> _What you are asked to do_
The data below needs to be returned exactly, line for line.

> _Records to process_
........

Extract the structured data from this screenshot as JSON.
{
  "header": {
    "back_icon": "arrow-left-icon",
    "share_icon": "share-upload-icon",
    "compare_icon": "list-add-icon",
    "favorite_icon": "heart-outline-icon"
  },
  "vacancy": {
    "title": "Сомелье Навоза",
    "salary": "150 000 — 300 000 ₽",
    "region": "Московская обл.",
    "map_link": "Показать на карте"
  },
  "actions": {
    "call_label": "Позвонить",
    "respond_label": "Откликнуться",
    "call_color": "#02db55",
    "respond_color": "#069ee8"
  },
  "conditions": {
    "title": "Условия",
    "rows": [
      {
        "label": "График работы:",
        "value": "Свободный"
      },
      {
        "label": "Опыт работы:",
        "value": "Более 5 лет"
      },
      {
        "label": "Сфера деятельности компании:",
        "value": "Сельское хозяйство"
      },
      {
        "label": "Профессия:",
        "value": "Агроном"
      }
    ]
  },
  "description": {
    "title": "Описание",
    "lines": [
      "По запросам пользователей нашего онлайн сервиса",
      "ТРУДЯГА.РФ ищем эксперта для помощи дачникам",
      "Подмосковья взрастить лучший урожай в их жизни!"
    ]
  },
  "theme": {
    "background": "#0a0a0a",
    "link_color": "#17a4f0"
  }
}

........

> _Task solution_
Extract the structured data from this screenshot as JSON.
{
  "header": {
    "back_icon": "arrow-left-icon",
    "share_icon": "share-upload-icon",
    "compare_icon": "list-add-icon",
    "favorite_icon": "heart-outline-icon"
  },
  "vacancy": {
    "title": "Сомелье Навоза",
    "salary": "150 000 — 300 000 ₽",
    "region": "Московская обл.",
    "map_link": "Показать на карте"
  },
  "actions": {
    "call_label": "Позвонить",
    "respond_label": "Откликнуться",
    "call_color": "#02db55",
    "respond_color": "#069ee8"
  },
  "conditions": {
    "title": "Условия",
    "rows": [
      {
        "label": "График работы:",
        "value": "Свободный"
      },
      {
        "label": "Опыт работы:",
        "value": "Более 5 лет"
      },
      {
        "label": "Сфера деятельности компании:",
        "value": "Сельское хозяйство"
      },
      {
        "label": "Профессия:",
        "value": "Агроном"
      }
    ]
  },
  "description": {
    "title": "Описание",
    "lines": [
      "По запросам пользователей нашего онлайн сервиса",
      "ТРУДЯГА.РФ ищем эксперта для помощи дачникам",
      "Подмосковья взрастить лучший урожай в их жизни!"
    ]
  },
  "theme": {
    "background": "#0a0a0a",
    "link_color": "#17a4f0"
  }
}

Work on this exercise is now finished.